=== Section Start ===
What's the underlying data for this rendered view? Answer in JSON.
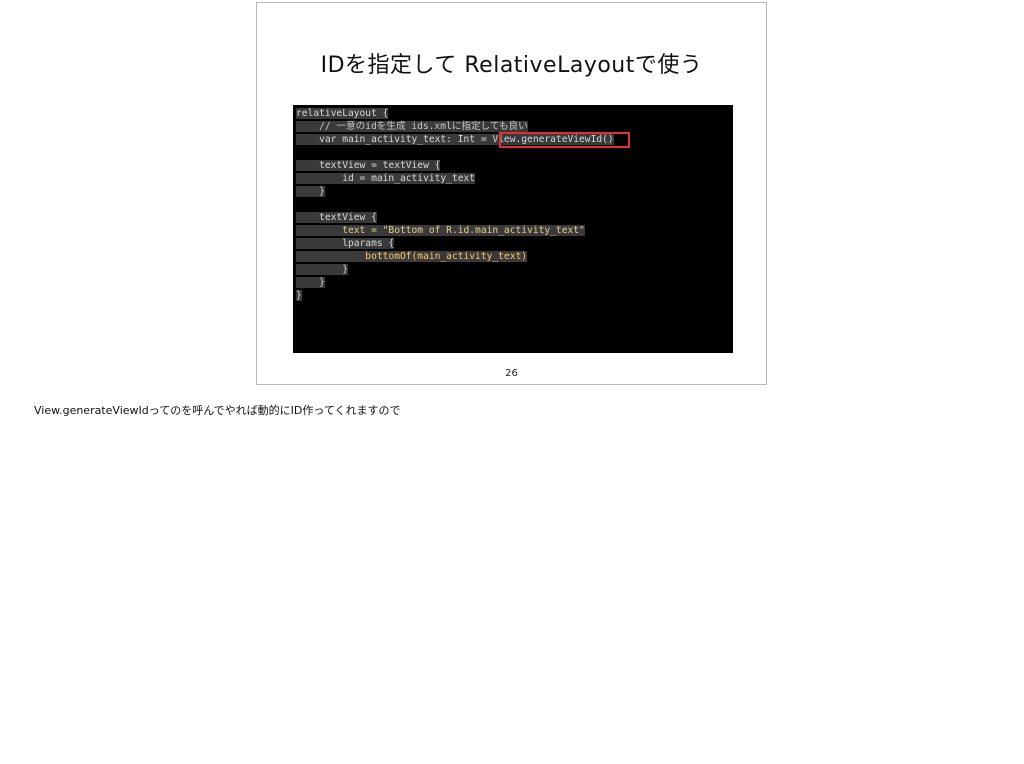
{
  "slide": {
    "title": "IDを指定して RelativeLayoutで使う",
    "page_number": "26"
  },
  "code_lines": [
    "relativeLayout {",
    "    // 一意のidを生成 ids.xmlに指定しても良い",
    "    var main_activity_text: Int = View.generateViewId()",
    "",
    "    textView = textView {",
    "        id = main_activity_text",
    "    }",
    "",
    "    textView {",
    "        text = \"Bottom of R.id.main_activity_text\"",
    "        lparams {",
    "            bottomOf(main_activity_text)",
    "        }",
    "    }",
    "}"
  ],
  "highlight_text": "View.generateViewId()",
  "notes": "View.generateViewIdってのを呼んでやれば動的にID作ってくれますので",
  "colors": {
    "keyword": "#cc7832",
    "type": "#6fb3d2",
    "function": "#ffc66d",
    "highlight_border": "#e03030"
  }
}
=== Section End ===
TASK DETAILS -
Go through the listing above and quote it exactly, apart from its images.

WRITTEN SOLUTION -
What's the underlying data for this rendered view? Answer in JSON.
{
  "slide": {
    "title": "IDを指定して RelativeLayoutで使う",
    "page_number": "26"
  },
  "code_lines": [
    "relativeLayout {",
    "    // 一意のidを生成 ids.xmlに指定しても良い",
    "    var main_activity_text: Int = View.generateViewId()",
    "",
    "    textView = textView {",
    "        id = main_activity_text",
    "    }",
    "",
    "    textView {",
    "        text = \"Bottom of R.id.main_activity_text\"",
    "        lparams {",
    "            bottomOf(main_activity_text)",
    "        }",
    "    }",
    "}"
  ],
  "highlight_text": "View.generateViewId()",
  "notes": "View.generateViewIdってのを呼んでやれば動的にID作ってくれますので",
  "colors": {
    "keyword": "#cc7832",
    "type": "#6fb3d2",
    "function": "#ffc66d",
    "highlight_border": "#e03030"
  }
}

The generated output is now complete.